WHAT IS BEING ASKED: Read the records and gather each line that includes "heading".

Web page and app entries:
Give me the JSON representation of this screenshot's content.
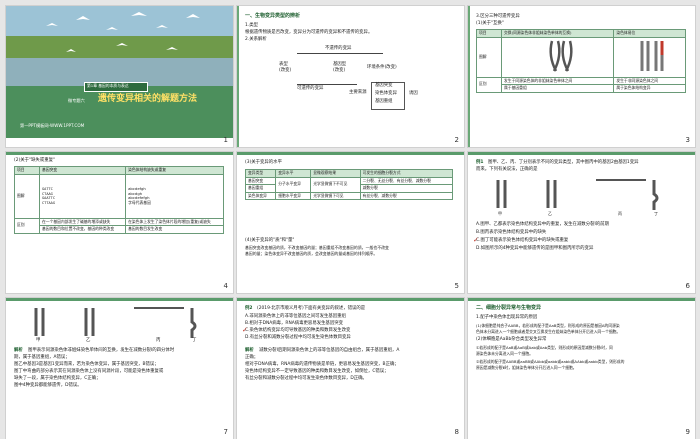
{
  "slides": [
    {
      "num": "1",
      "badge": "第1章 基因的本质与表达",
      "section": "微专题六",
      "title": "遗传变异相关的解题方法",
      "footer": "第一PPT模板网-WWW.1PPT.COM"
    },
    {
      "num": "2",
      "heading": "一、生物变异类型的辨析",
      "l1": "1.类型",
      "l2": "根据遗传物质是否改变，变异分为可遗传的变异和不遗传的变异。",
      "l3": "2.关系解析",
      "d_top": "不遗传的变异",
      "d_left": "表型",
      "d_left2": "(改变)",
      "d_mid": "基因型",
      "d_mid2": "(改变)",
      "d_env": "环境条件(改变)",
      "d_bottom": "可遗传的变异",
      "d_src": "主要来源",
      "d_r1": "基因突变",
      "d_r2": "染色体变异",
      "d_r3": "基因重组",
      "d_r4": "诱因"
    },
    {
      "num": "3",
      "heading": "3.区分三种可遗传变异",
      "sub": "(1)关于\"互换\"",
      "h1": "项目",
      "h2": "交换(同源染色体非姐妹染色单体的互换)",
      "h3": "染色体易位",
      "r1": "图解",
      "r2": "区别",
      "c1": "发生于同源染色体的非姐妹染色单体之间",
      "c2": "发生于非同源染色体之间",
      "c3": "属于基因重组",
      "c4": "属于染色体结构变异"
    },
    {
      "num": "4",
      "heading": "(2)关于\"缺失或重复\"",
      "h1": "项目",
      "h2": "基因突变",
      "h3": "染色体结构缺失或重复",
      "r1": "图解",
      "r2": "区别",
      "seq1": "GATTC",
      "seq2": "CTAAG",
      "seq3": "GAATTC",
      "seq4": "CTTAAG",
      "chr1": "abcdefgh",
      "chr2": "abcdgh",
      "chr3": "abcdefefgh",
      "legend": "字母代表基因",
      "c1": "在一个基因内部发生了碱基的增添或缺失",
      "c2": "在染色体上发生了染色体片段的增加(重复)或缺失",
      "c3": "基因的数目和位置不改变，基因的种类改变",
      "c4": "基因的数目发生改变"
    },
    {
      "num": "5",
      "heading": "(3)关于变异的水平",
      "h1": "变异类型",
      "h2": "变异水平",
      "h3": "显微观察结果",
      "h4": "可发生的细胞分裂方式",
      "r1": "基因突变",
      "r2": "基因重组",
      "r3": "染色体变异",
      "v1": "分子水平变异",
      "v2": "光学显微镜下不可见",
      "v3": "二分裂、无丝分裂、有丝分裂、减数分裂",
      "v4": "减数分裂",
      "v5": "细胞水平变异",
      "v6": "光学显微镜下可见",
      "v7": "有丝分裂、减数分裂",
      "p1": "(4)关于变异的\"质\"和\"量\"",
      "p2": "基因突变改变基因的质，不改变基因的量；基因重组不改变基因的质，一般也不改变",
      "p3": "基因的量；染色体变异不改变基因的质，会改变基因的量或基因的排列顺序。"
    },
    {
      "num": "6",
      "label": "例1",
      "q1": "图甲、乙、丙、丁分别表示不同的变异类型，其中图丙中的基因2由基因1变异",
      "q2": "而来。下列有关说法，正确的是",
      "f1": "甲",
      "f2": "乙",
      "f3": "丙",
      "f4": "丁",
      "oA": "A.图甲、乙都表示染色体结构变异中的重复，发生在减数分裂Ⅰ的前期",
      "oB": "B.图丙表示染色体结构变异中的缺失",
      "oC": "C.图丁可能表示染色体结构变异中的缺失或重复",
      "oD": "D.如图所示的4种变异中能够遗传的是图甲和图丙所示的变异"
    },
    {
      "num": "7",
      "f1": "甲",
      "f2": "乙",
      "f3": "丙",
      "f4": "丁",
      "a0": "解析",
      "a1": "图甲表示同源染色体非姐妹染色单体间的互换，发生在减数分裂Ⅰ的四分体时",
      "a2": "期，属于基因重组，A错误；",
      "a3": "图乙中基因3是基因1变异而来，若为染色体变异，属于基因突变，B错误；",
      "a4": "图丁中弯曲的部分表示其在同源染色体上没有同源片段，可能是染色体重复或",
      "a5": "缺失了一段，属于染色体结构变异，C正确；",
      "a6": "图中4种变异都能够遗传，D错误。"
    },
    {
      "num": "8",
      "label": "例2",
      "q1": "(2019·北京市顺义月考)下面有关变异的叙述，错误的是",
      "oA": "A.非同源染色体上的非等位基因之间可发生基因重组",
      "oB": "B.相对于DNA病毒，RNA病毒更容易发生基因突变",
      "oC": "C.染色体结构变异均可导致基因的种类和数目发生改变",
      "oD": "D.有丝分裂和减数分裂过程中均可发生染色体数目变异",
      "a0": "解析",
      "a1": "减数分裂Ⅰ后期同源染色体上的非等位基因的自由组合，属于基因重组，A",
      "a2": "正确；",
      "a3": "相对于DNA病毒，RNA病毒的遗传物质是单链，更容易发生基因突变，B正确；",
      "a4": "染色体结构变异不一定导致基因的种类和数目发生改变，如倒位，C错误；",
      "a5": "有丝分裂和减数分裂过程中均可发生染色体数目变异，D正确。"
    },
    {
      "num": "9",
      "heading": "二、细胞分裂异常与生物变异",
      "l1": "1.配子中染色体出现异常的原因",
      "l2": "(1)体细胞是纯合子AABB，若形成的配子是AaB类型，则形成的原因是基因A的同源染",
      "l3": "色体未分离进入一个细胞或者是交叉互换发生在姐妹染色单体分开后进入同一个细胞。",
      "l4": "(2)体细胞是AaBb杂合类型发生异常",
      "l5": "①若形成的配子是AaB或AaB或Aab或Aab类型，则形成的原因是减数分裂Ⅰ时，同",
      "l6": "源染色体未分离进入同一个细胞。",
      "l7": "②若形成的配子是AABB或aaBB或AAbb或aabb或aabb或AAbb或aabb类型，则形成的",
      "l8": "原因是减数分裂Ⅱ时，姐妹染色单体分开后进入同一个细胞。"
    }
  ],
  "colors": {
    "accent": "#5a9b6b",
    "title_red": "#d4261d",
    "panel_green": "#cfe6d3"
  }
}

RESULT OF THE TASK:
      "heading": "一、生物变异类型的辨析",
      "heading": "3.区分三种可遗传变异",
      "heading": "(2)关于\"缺失或重复\"",
      "heading": "(3)关于变异的水平",
      "heading": "二、细胞分裂异常与生物变异",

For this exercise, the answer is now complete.